The rapid development in graphene and the special characteristics of graphene, such as the absence of a bandgap, have led to a search for other two-dimensional (2D) nanomaterials of inorganic analogues. In particular, transition metal dichalcogenides (TMDs, such as MoS2, WS2 and MoSe2) with lamellar structures have attracted tremendous attention owing to their similar structure to graphite and sizable bandgaps. TMDs have wide application in lubrication, catalysis, energy storage, and photovoltaics. The most promising route for the large-scale production of TMDs is solution-phase methods, due to the simplicity of bulk production. However, until now, most of the existing solution-phase methods also required high temperatures to obtain a well-crystallized structure.
In addition, 2D nanomaterials often display a strong tendency to restack and condense, which can lead to a decrease in performance for various applications. The performance of 2D nanomaterials can be improved by making the 2D nanomaterials assemble to three-dimensional (3D) structures, which can combine the superiority of both nanostructures and microstructures.
In a recent paper at ChemNanoMat, Xun Wang et al. recently reported the synthesis of hierarchical TMDs with novel structures (WS2 rods, MoS2 rods, and MoSe2 hollow spheres) at temperatures below 200 oC by using polyoxometalates (POMs) as tungsten or molybdenum precursors. The work demonstrates that the obtained hierarchical structures were formed through self-assembly of the corresponding single-layer nanosheets and that the POMs are prerequisite for the formation of hierarchical TMDs at a lower temperature. The hydrogen ion and [PO4]3- group played important roles in the formation of the hierachical TMDs. This method could potentially be expanded to other POMs for the synthesis of more hierarchical TMDs at low temperature. In addition, the epitaxial growth of noble metal nanoparticles on WS2 and MoS2 rods was achieved and the obtained Pt/WS2 and Pt/MoS2 hybrids were highly active and durable HER catalysts.
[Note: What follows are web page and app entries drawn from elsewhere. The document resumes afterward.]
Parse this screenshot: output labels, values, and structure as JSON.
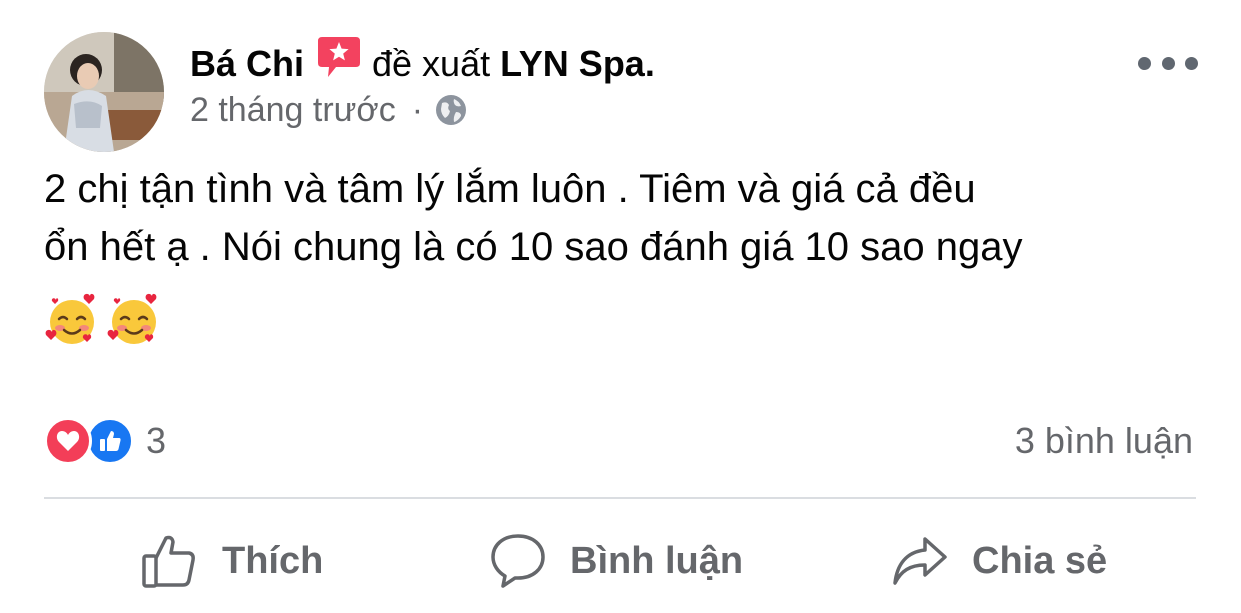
{
  "post": {
    "author": "Bá Chi",
    "verb": "đề xuất",
    "page": "LYN Spa.",
    "time": "2 tháng trước",
    "separator": "·",
    "privacy_icon": "globe-icon",
    "text_line1": "2 chị tận tình và tâm lý lắm luôn . Tiêm và giá cả đều",
    "text_line2": "ổn hết ạ . Nói chung là có 10 sao đánh giá 10 sao ngay",
    "emojis": [
      "smiling-face-with-hearts-emoji",
      "smiling-face-with-hearts-emoji"
    ]
  },
  "reactions": {
    "types": [
      "love",
      "like"
    ],
    "count": "3",
    "comments": "3 bình luận"
  },
  "actions": {
    "like": "Thích",
    "comment": "Bình luận",
    "share": "Chia sẻ"
  },
  "colors": {
    "love": "#f33e58",
    "like": "#1877f2",
    "recommend": "#f3425f",
    "secondary_text": "#65676b"
  }
}
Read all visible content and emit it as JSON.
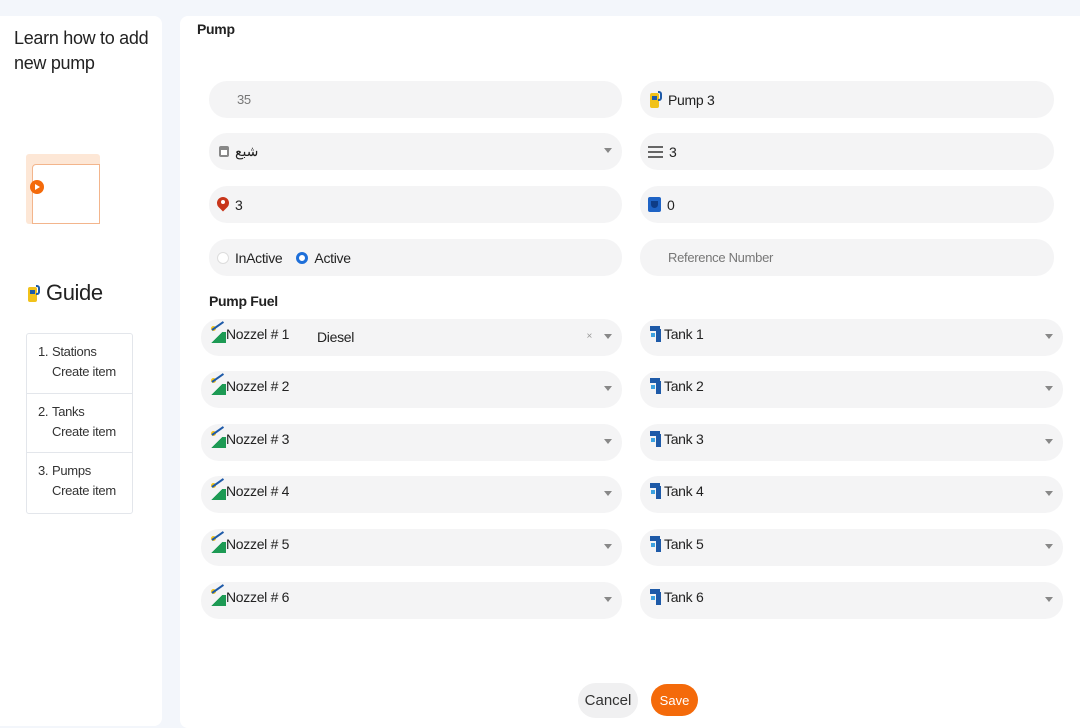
{
  "sidebar": {
    "learn_title": "Learn how to add new pump",
    "guide_title": "Guide",
    "steps": [
      {
        "num": "1.",
        "label": "Stations",
        "sub": "Create item"
      },
      {
        "num": "2.",
        "label": "Tanks",
        "sub": "Create item"
      },
      {
        "num": "3.",
        "label": "Pumps",
        "sub": "Create item"
      }
    ]
  },
  "form": {
    "section_title": "Pump",
    "number_value": "35",
    "pump_name": "Pump 3",
    "station_value": "شبع",
    "order_value": "3",
    "location_value": "3",
    "shield_value": "0",
    "status_inactive": "InActive",
    "status_active": "Active",
    "status_selected": "Active",
    "reference_placeholder": "Reference Number"
  },
  "fuel": {
    "section_title": "Pump Fuel",
    "nozzles": [
      {
        "label": "Nozzel # 1",
        "value": "Diesel",
        "tank": "Tank 1"
      },
      {
        "label": "Nozzel # 2",
        "value": "",
        "tank": "Tank 2"
      },
      {
        "label": "Nozzel # 3",
        "value": "",
        "tank": "Tank 3"
      },
      {
        "label": "Nozzel # 4",
        "value": "",
        "tank": "Tank 4"
      },
      {
        "label": "Nozzel # 5",
        "value": "",
        "tank": "Tank 5"
      },
      {
        "label": "Nozzel # 6",
        "value": "",
        "tank": "Tank 6"
      }
    ],
    "clear_symbol": "×"
  },
  "actions": {
    "cancel_label": "Cancel",
    "save_label": "Save"
  },
  "colors": {
    "accent": "#f46a0a",
    "radio_active": "#1e6fd9",
    "field_bg": "#f4f4f5"
  }
}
This article is part of a special issue on Nanomaterials for Energy Conversion and Storage in ChemNanoMat ((link to: www.chemnanomat.org)). Click here ((link to: http://onlinelibrary.wiley.com/doi/10.1002/cnma.v2.7/issuetoc)) to see the other articles in the issue.